• [Work task]:
Search the records for the string "description", then copy each line where it appears.

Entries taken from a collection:
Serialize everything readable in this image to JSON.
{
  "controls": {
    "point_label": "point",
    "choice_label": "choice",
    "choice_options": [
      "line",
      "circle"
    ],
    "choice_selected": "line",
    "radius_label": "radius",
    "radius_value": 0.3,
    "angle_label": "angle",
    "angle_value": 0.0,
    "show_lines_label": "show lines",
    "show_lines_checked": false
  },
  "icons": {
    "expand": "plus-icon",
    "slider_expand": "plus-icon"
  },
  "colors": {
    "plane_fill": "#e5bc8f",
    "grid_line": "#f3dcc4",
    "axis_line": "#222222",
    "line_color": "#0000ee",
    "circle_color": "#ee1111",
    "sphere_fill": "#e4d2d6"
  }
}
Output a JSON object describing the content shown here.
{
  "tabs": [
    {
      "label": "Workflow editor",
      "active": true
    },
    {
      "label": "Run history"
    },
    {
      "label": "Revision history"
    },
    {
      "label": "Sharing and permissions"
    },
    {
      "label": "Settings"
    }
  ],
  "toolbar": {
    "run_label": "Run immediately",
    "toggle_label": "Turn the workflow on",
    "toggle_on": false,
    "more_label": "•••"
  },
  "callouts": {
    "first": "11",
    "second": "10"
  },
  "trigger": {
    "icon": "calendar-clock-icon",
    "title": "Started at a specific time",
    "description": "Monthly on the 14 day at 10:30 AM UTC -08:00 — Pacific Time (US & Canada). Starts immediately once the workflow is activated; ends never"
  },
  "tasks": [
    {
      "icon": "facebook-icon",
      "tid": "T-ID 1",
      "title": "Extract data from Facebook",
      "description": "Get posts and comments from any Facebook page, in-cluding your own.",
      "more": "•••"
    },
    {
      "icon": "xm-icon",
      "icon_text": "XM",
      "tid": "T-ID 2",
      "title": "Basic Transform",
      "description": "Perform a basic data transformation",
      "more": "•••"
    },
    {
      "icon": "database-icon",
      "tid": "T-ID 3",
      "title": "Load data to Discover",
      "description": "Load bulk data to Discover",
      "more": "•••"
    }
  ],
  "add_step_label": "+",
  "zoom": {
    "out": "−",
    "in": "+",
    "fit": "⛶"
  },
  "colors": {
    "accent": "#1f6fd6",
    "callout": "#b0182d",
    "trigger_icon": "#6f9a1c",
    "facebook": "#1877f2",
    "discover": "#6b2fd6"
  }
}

• [Answer to this exercise]:
    "description": "Monthly on the 14 day at 10:30 AM UTC -08:00 — Pacific Time (US & Canada). Starts immediately once the workflow is activated; ends never"
      "description": "Get posts and comments from any Facebook page, in-cluding your own.",
      "description": "Perform a basic data transformation",
      "description": "Load bulk data to Discover",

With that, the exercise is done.